When in doubt, test seeds out! Moisten the paper towel or coffee filter. Fold 10 seeds into the towel or filter. Seal the paper seed-filled towel in a zipper bag and then be sure to mark the bag to identify the seeds. Place the bag in a location where the temperature is around 70 degrees. (We test exactly 10 seeds because easily correlates to a percentage. If 8 seeds sprout, you will know you have about 80 percent viability for that particular plant variety.)
Wait 7-10 days. Be sure the paper towel or filter does not dry out during this time. Count the number of seeds which germinate and calculate the percentage. If less than 70 to 90 percent (less than 7 of your 10 tested seeds) have germinated, then planting with those seeds would not be worth the effort. If 70 to 90 percent have germinated, use them but sow them thickly. Performing seed viability tests makes seed saving a less risky endeavor.
The seeds of most crops will keep for a year or more if stored in a dry place, but will soon be killed by repeated wetting or submersion. Dry seeds also suffer less from cold.
Gases — particularly carbon dioxide and oxygen — can have a marked effect on the enzymes and chemical components of a living seed.
Keep seeds in a dry and COOL place (to control micro-organisms and fungi).
Origami Seed starter sets from newspaper
- Fold paper in 3 equal parts
- cut slits down on both sides to 1/3 of the hight
- roll the rectangle and slide the slits into each other
- fold the outer, small parts back and fix them with a paper clip
- Choose a pipe with the diameter of your plug (2″ is great); cut the length of your plug + 1″ (3″).
- bolt 4″ long with some washers with a diameter that fits inside the pipe; you can add a wood plug if you wish
- push the pipe in a wet seed-soil-mix (see below); the mix should be moist so it sticks and holds
- Push out the plug into your seed tray
- place the seed in the whole and cover with vermiculite
- for seeds that need to be deeper: fill the pipe half, put the seed, fill the pipe up and make the plug
- 2 parts* coconut coir a good substitute for peat moss, because it is a much faster renewed material
- 1 part finished, sifted compost
- 1 part perlite is volcanic rock; you can also use vermiculite or simple coarse sand.

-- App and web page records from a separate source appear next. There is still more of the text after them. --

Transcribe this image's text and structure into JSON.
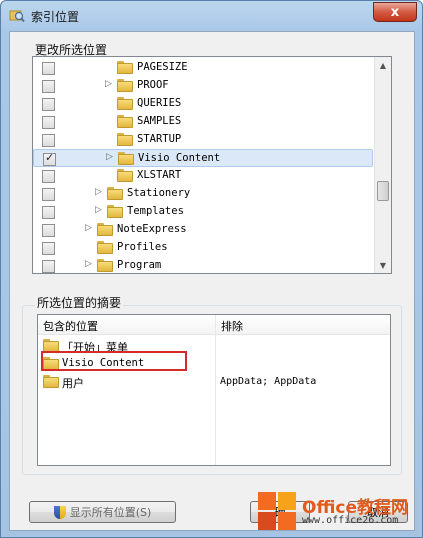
{
  "window": {
    "title": "索引位置",
    "close_label": "x"
  },
  "change_section": {
    "label": "更改所选位置"
  },
  "tree": {
    "items": [
      {
        "label": "PAGESIZE",
        "checked": false,
        "expandable": false,
        "indent": 2
      },
      {
        "label": "PROOF",
        "checked": false,
        "expandable": true,
        "indent": 2
      },
      {
        "label": "QUERIES",
        "checked": false,
        "expandable": false,
        "indent": 2
      },
      {
        "label": "SAMPLES",
        "checked": false,
        "expandable": false,
        "indent": 2
      },
      {
        "label": "STARTUP",
        "checked": false,
        "expandable": false,
        "indent": 2
      },
      {
        "label": "Visio Content",
        "checked": true,
        "expandable": true,
        "indent": 2,
        "selected": true
      },
      {
        "label": "XLSTART",
        "checked": false,
        "expandable": false,
        "indent": 2
      },
      {
        "label": "Stationery",
        "checked": false,
        "expandable": true,
        "indent": 1
      },
      {
        "label": "Templates",
        "checked": false,
        "expandable": true,
        "indent": 1
      },
      {
        "label": "NoteExpress",
        "checked": false,
        "expandable": true,
        "indent": 0
      },
      {
        "label": "Profiles",
        "checked": false,
        "expandable": false,
        "indent": 0
      },
      {
        "label": "Program",
        "checked": false,
        "expandable": true,
        "indent": 0
      }
    ]
  },
  "summary_section": {
    "label": "所选位置的摘要",
    "col_included": "包含的位置",
    "col_excluded": "排除",
    "rows": [
      {
        "name": "「开始」菜单",
        "exclude": ""
      },
      {
        "name": "Visio Content",
        "exclude": ""
      },
      {
        "name": "用户",
        "exclude": "AppData; AppData"
      }
    ]
  },
  "buttons": {
    "show_all": "显示所有位置(S)",
    "ok_partial": "确",
    "cancel_partial": "取消"
  },
  "watermark": {
    "title": "Office教程网",
    "url": "www.office26.com"
  },
  "colors": {
    "highlight": "#d62b2b",
    "watermark_accent": "#e45a1c"
  }
}
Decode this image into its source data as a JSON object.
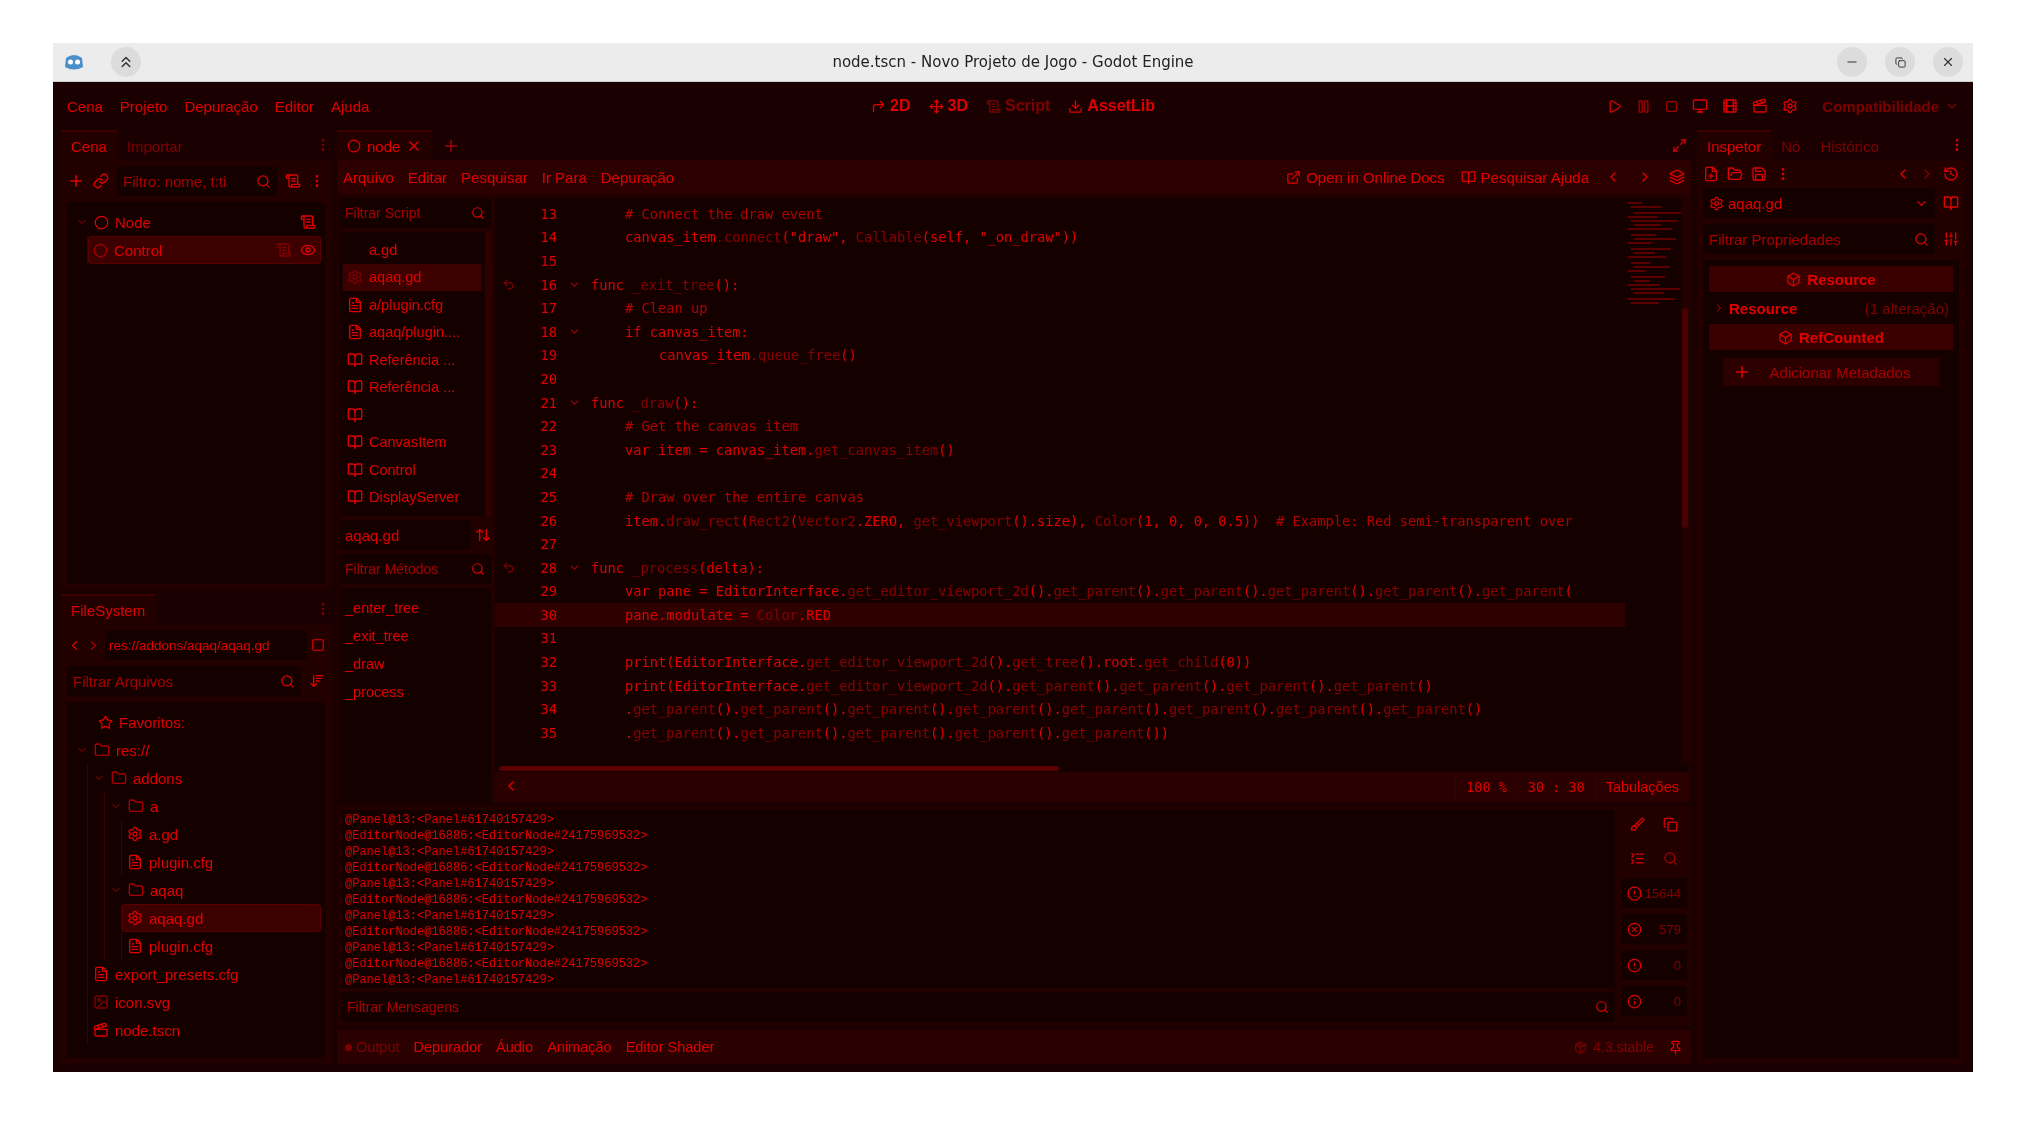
{
  "window": {
    "title": "node.tscn - Novo Projeto de Jogo - Godot Engine"
  },
  "menu": [
    "Cena",
    "Projeto",
    "Depuração",
    "Editor",
    "Ajuda"
  ],
  "workspaces": [
    {
      "label": "2D",
      "kind": "flat",
      "selected": false
    },
    {
      "label": "3D",
      "kind": "space",
      "selected": false
    },
    {
      "label": "Script",
      "kind": "script",
      "selected": true
    },
    {
      "label": "AssetLib",
      "kind": "assetlib",
      "selected": false
    }
  ],
  "renderer": "Compatibilidade",
  "scene_dock": {
    "tabs": [
      {
        "label": "Cena",
        "selected": true
      },
      {
        "label": "Importar",
        "selected": false
      }
    ],
    "filter_placeholder": "Filtro: nome, t:ti",
    "tree": [
      {
        "label": "Node",
        "kind": "root",
        "selected": false,
        "expanded": true,
        "children": [
          {
            "label": "Control",
            "kind": "child",
            "selected": true
          }
        ]
      }
    ]
  },
  "filesystem": {
    "tabs": [
      {
        "label": "FileSystem",
        "selected": true
      }
    ],
    "path": "res://addons/aqaq/aqaq.gd",
    "filter_placeholder": "Filtrar Arquivos",
    "favorites": "Favoritos:",
    "tree": [
      {
        "label": "res://",
        "kind": "folder",
        "selected": false,
        "expanded": true,
        "children": [
          {
            "label": "addons",
            "kind": "folder",
            "selected": false,
            "expanded": true,
            "children": [
              {
                "label": "a",
                "kind": "folder",
                "selected": false,
                "expanded": true,
                "children": [
                  {
                    "label": "a.gd",
                    "kind": "script",
                    "selected": false
                  },
                  {
                    "label": "plugin.cfg",
                    "kind": "config",
                    "selected": false
                  }
                ]
              },
              {
                "label": "aqaq",
                "kind": "folder",
                "selected": false,
                "expanded": true,
                "children": [
                  {
                    "label": "aqaq.gd",
                    "kind": "script",
                    "selected": true
                  },
                  {
                    "label": "plugin.cfg",
                    "kind": "config",
                    "selected": false
                  }
                ]
              }
            ]
          },
          {
            "label": "export_presets.cfg",
            "kind": "config",
            "selected": false
          },
          {
            "label": "icon.svg",
            "kind": "image",
            "selected": false
          },
          {
            "label": "node.tscn",
            "kind": "scene",
            "selected": false
          }
        ]
      }
    ]
  },
  "editor_tabs": [
    {
      "label": "node",
      "selected": true
    }
  ],
  "script_menu": [
    "Arquivo",
    "Editar",
    "Pesquisar",
    "Ir Para",
    "Depuração"
  ],
  "script_links": [
    {
      "label": "Open in Online Docs",
      "kind": "online"
    },
    {
      "label": "Pesquisar Ajuda",
      "kind": "help"
    }
  ],
  "script_list": {
    "filter_placeholder": "Filtrar Script",
    "items": [
      {
        "label": "a.gd",
        "kind": "plain",
        "selected": false
      },
      {
        "label": "aqaq.gd",
        "kind": "script",
        "selected": true
      },
      {
        "label": "a/plugin.cfg",
        "kind": "config",
        "selected": false
      },
      {
        "label": "aqaq/plugin....",
        "kind": "config",
        "selected": false
      },
      {
        "label": "Referência ...",
        "kind": "doc",
        "selected": false
      },
      {
        "label": "Referência ...",
        "kind": "doc",
        "selected": false
      },
      {
        "kind": "doc",
        "selected": false
      },
      {
        "label": "CanvasItem",
        "kind": "doc",
        "selected": false
      },
      {
        "label": "Control",
        "kind": "doc",
        "selected": false
      },
      {
        "label": "DisplayServer",
        "kind": "doc",
        "selected": false
      }
    ],
    "current": "aqaq.gd",
    "methods_placeholder": "Filtrar Métodos",
    "methods": [
      "_enter_tree",
      "_exit_tree",
      "_draw",
      "_process"
    ]
  },
  "code": [
    {
      "n": "13",
      "fold": false,
      "override": false,
      "current": false,
      "segs": [
        {
          "t": "\t# Connect the draw event",
          "kind": "comment"
        }
      ]
    },
    {
      "n": "14",
      "fold": false,
      "override": false,
      "current": false,
      "segs": [
        {
          "t": "\tcanvas_item",
          "kind": "plain"
        },
        {
          "t": ".connect",
          "kind": "call"
        },
        {
          "t": "(\"draw\", ",
          "kind": "plain"
        },
        {
          "t": "Callable",
          "kind": "call"
        },
        {
          "t": "(self, \"_on_draw\"))",
          "kind": "plain"
        }
      ]
    },
    {
      "n": "15",
      "fold": false,
      "override": false,
      "current": false
    },
    {
      "n": "16",
      "fold": true,
      "override": true,
      "current": false,
      "segs": [
        {
          "t": "func ",
          "kind": "plain"
        },
        {
          "t": "_exit_tree",
          "kind": "call"
        },
        {
          "t": "():",
          "kind": "plain"
        }
      ]
    },
    {
      "n": "17",
      "fold": false,
      "override": false,
      "current": false,
      "segs": [
        {
          "t": "\t# Clean up",
          "kind": "comment"
        }
      ]
    },
    {
      "n": "18",
      "fold": true,
      "override": false,
      "current": false,
      "segs": [
        {
          "t": "\tif canvas_item:",
          "kind": "plain"
        }
      ]
    },
    {
      "n": "19",
      "fold": false,
      "override": false,
      "current": false,
      "segs": [
        {
          "t": "\t\tcanvas_item",
          "kind": "plain"
        },
        {
          "t": ".queue_free",
          "kind": "call"
        },
        {
          "t": "()",
          "kind": "plain"
        }
      ]
    },
    {
      "n": "20",
      "fold": false,
      "override": false,
      "current": false
    },
    {
      "n": "21",
      "fold": true,
      "override": false,
      "current": false,
      "segs": [
        {
          "t": "func ",
          "kind": "plain"
        },
        {
          "t": "_draw",
          "kind": "call"
        },
        {
          "t": "():",
          "kind": "plain"
        }
      ]
    },
    {
      "n": "22",
      "fold": false,
      "override": false,
      "current": false,
      "segs": [
        {
          "t": "\t# Get the canvas item",
          "kind": "comment"
        }
      ]
    },
    {
      "n": "23",
      "fold": false,
      "override": false,
      "current": false,
      "segs": [
        {
          "t": "\tvar item = canvas_item.",
          "kind": "plain"
        },
        {
          "t": "get_canvas_item",
          "kind": "call"
        },
        {
          "t": "()",
          "kind": "plain"
        }
      ]
    },
    {
      "n": "24",
      "fold": false,
      "override": false,
      "current": false
    },
    {
      "n": "25",
      "fold": false,
      "override": false,
      "current": false,
      "segs": [
        {
          "t": "\t# Draw over the entire canvas",
          "kind": "comment"
        }
      ]
    },
    {
      "n": "26",
      "fold": false,
      "override": false,
      "current": false,
      "segs": [
        {
          "t": "\titem.",
          "kind": "plain"
        },
        {
          "t": "draw_rect",
          "kind": "call"
        },
        {
          "t": "(",
          "kind": "plain"
        },
        {
          "t": "Rect2",
          "kind": "call"
        },
        {
          "t": "(",
          "kind": "plain"
        },
        {
          "t": "Vector2",
          "kind": "call"
        },
        {
          "t": ".ZERO, ",
          "kind": "plain"
        },
        {
          "t": "get_viewport",
          "kind": "call"
        },
        {
          "t": "().size), ",
          "kind": "plain"
        },
        {
          "t": "Color",
          "kind": "call"
        },
        {
          "t": "(1, 0, 0, 0.5))  ",
          "kind": "plain"
        },
        {
          "t": "# Example: Red semi-transparent over",
          "kind": "comment"
        }
      ]
    },
    {
      "n": "27",
      "fold": false,
      "override": false,
      "current": false
    },
    {
      "n": "28",
      "fold": true,
      "override": true,
      "current": false,
      "segs": [
        {
          "t": "func ",
          "kind": "plain"
        },
        {
          "t": "_process",
          "kind": "call"
        },
        {
          "t": "(delta):",
          "kind": "plain"
        }
      ]
    },
    {
      "n": "29",
      "fold": false,
      "override": false,
      "current": false,
      "segs": [
        {
          "t": "\tvar pane = EditorInterface.",
          "kind": "plain"
        },
        {
          "t": "get_editor_viewport_2d",
          "kind": "call"
        },
        {
          "t": "().",
          "kind": "plain"
        },
        {
          "t": "get_parent",
          "kind": "call"
        },
        {
          "t": "().",
          "kind": "plain"
        },
        {
          "t": "get_parent",
          "kind": "call"
        },
        {
          "t": "().",
          "kind": "plain"
        },
        {
          "t": "get_parent",
          "kind": "call"
        },
        {
          "t": "().",
          "kind": "plain"
        },
        {
          "t": "get_parent",
          "kind": "call"
        },
        {
          "t": "().",
          "kind": "plain"
        },
        {
          "t": "get_parent",
          "kind": "call"
        },
        {
          "t": "(",
          "kind": "plain"
        }
      ]
    },
    {
      "n": "30",
      "fold": false,
      "override": false,
      "current": true,
      "segs": [
        {
          "t": "\tpane.modulate = ",
          "kind": "plain"
        },
        {
          "t": "Color",
          "kind": "call"
        },
        {
          "t": ".RED",
          "kind": "plain"
        }
      ]
    },
    {
      "n": "31",
      "fold": false,
      "override": false,
      "current": false
    },
    {
      "n": "32",
      "fold": false,
      "override": false,
      "current": false,
      "segs": [
        {
          "t": "\tprint(EditorInterface.",
          "kind": "plain"
        },
        {
          "t": "get_editor_viewport_2d",
          "kind": "call"
        },
        {
          "t": "().",
          "kind": "plain"
        },
        {
          "t": "get_tree",
          "kind": "call"
        },
        {
          "t": "().root.",
          "kind": "plain"
        },
        {
          "t": "get_child",
          "kind": "call"
        },
        {
          "t": "(0))",
          "kind": "plain"
        }
      ]
    },
    {
      "n": "33",
      "fold": false,
      "override": false,
      "current": false,
      "segs": [
        {
          "t": "\tprint(EditorInterface.",
          "kind": "plain"
        },
        {
          "t": "get_editor_viewport_2d",
          "kind": "call"
        },
        {
          "t": "().",
          "kind": "plain"
        },
        {
          "t": "get_parent",
          "kind": "call"
        },
        {
          "t": "().",
          "kind": "plain"
        },
        {
          "t": "get_parent",
          "kind": "call"
        },
        {
          "t": "().",
          "kind": "plain"
        },
        {
          "t": "get_parent",
          "kind": "call"
        },
        {
          "t": "().",
          "kind": "plain"
        },
        {
          "t": "get_parent",
          "kind": "call"
        },
        {
          "t": "()",
          "kind": "plain"
        }
      ]
    },
    {
      "n": "34",
      "fold": false,
      "override": false,
      "current": false,
      "segs": [
        {
          "t": "\t.",
          "kind": "plain"
        },
        {
          "t": "get_parent",
          "kind": "call"
        },
        {
          "t": "().",
          "kind": "plain"
        },
        {
          "t": "get_parent",
          "kind": "call"
        },
        {
          "t": "().",
          "kind": "plain"
        },
        {
          "t": "get_parent",
          "kind": "call"
        },
        {
          "t": "().",
          "kind": "plain"
        },
        {
          "t": "get_parent",
          "kind": "call"
        },
        {
          "t": "().",
          "kind": "plain"
        },
        {
          "t": "get_parent",
          "kind": "call"
        },
        {
          "t": "().",
          "kind": "plain"
        },
        {
          "t": "get_parent",
          "kind": "call"
        },
        {
          "t": "().",
          "kind": "plain"
        },
        {
          "t": "get_parent",
          "kind": "call"
        },
        {
          "t": "().",
          "kind": "plain"
        },
        {
          "t": "get_parent",
          "kind": "call"
        },
        {
          "t": "()",
          "kind": "plain"
        }
      ]
    },
    {
      "n": "35",
      "fold": false,
      "override": false,
      "current": false,
      "segs": [
        {
          "t": "\t.",
          "kind": "plain"
        },
        {
          "t": "get_parent",
          "kind": "call"
        },
        {
          "t": "().",
          "kind": "plain"
        },
        {
          "t": "get_parent",
          "kind": "call"
        },
        {
          "t": "().",
          "kind": "plain"
        },
        {
          "t": "get_parent",
          "kind": "call"
        },
        {
          "t": "().",
          "kind": "plain"
        },
        {
          "t": "get_parent",
          "kind": "call"
        },
        {
          "t": "().",
          "kind": "plain"
        },
        {
          "t": "get_parent",
          "kind": "call"
        },
        {
          "t": "())",
          "kind": "plain"
        }
      ]
    }
  ],
  "code_status": {
    "zoom": "100 %",
    "line": "30 :",
    "column": "30",
    "indent_mode": "Tabulações"
  },
  "output": {
    "lines": [
      "@Panel@13:<Panel#61740157429>",
      "@EditorNode@16886:<EditorNode#24175969532>",
      "@Panel@13:<Panel#61740157429>",
      "@EditorNode@16886:<EditorNode#24175969532>",
      "@Panel@13:<Panel#61740157429>",
      "@EditorNode@16886:<EditorNode#24175969532>",
      "@Panel@13:<Panel#61740157429>",
      "@EditorNode@16886:<EditorNode#24175969532>",
      "@Panel@13:<Panel#61740157429>",
      "@EditorNode@16886:<EditorNode#24175969532>",
      "@Panel@13:<Panel#61740157429>"
    ],
    "filter_placeholder": "Filtrar Mensagens",
    "counters": [
      {
        "kind": "message",
        "count": "15644"
      },
      {
        "kind": "error",
        "count": "579"
      },
      {
        "kind": "warning",
        "count": "0"
      },
      {
        "kind": "info",
        "count": "0"
      }
    ]
  },
  "bottom_tabs": [
    {
      "label": "Output",
      "selected": true
    },
    {
      "label": "Depurador",
      "selected": false
    },
    {
      "label": "Áudio",
      "selected": false
    },
    {
      "label": "Animação",
      "selected": false
    },
    {
      "label": "Editor Shader",
      "selected": false
    }
  ],
  "version": "4.3.stable",
  "inspector": {
    "tabs": [
      {
        "label": "Inspetor",
        "selected": true
      },
      {
        "label": "Nó",
        "selected": false
      },
      {
        "label": "Histórico",
        "selected": false
      }
    ],
    "resource": "aqaq.gd",
    "filter_placeholder": "Filtrar Propriedades",
    "sections": [
      {
        "kind": "category",
        "label": "Resource"
      },
      {
        "kind": "group",
        "label": "Resource",
        "note": "(1 alteração)"
      },
      {
        "kind": "category",
        "label": "RefCounted"
      }
    ],
    "add_button": "Adicionar Metadados"
  }
}
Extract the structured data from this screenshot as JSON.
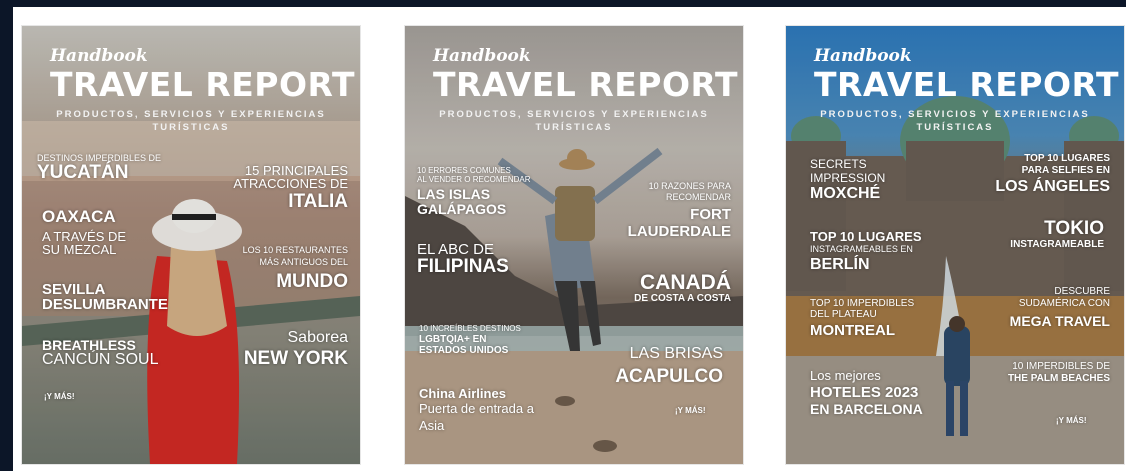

All these 3 ingrediences help to prevent the soil from compacting and ensure good drainage; perlite and vermiculite have the additional advantage that they can hold much water.
cover the seeds with vermiculite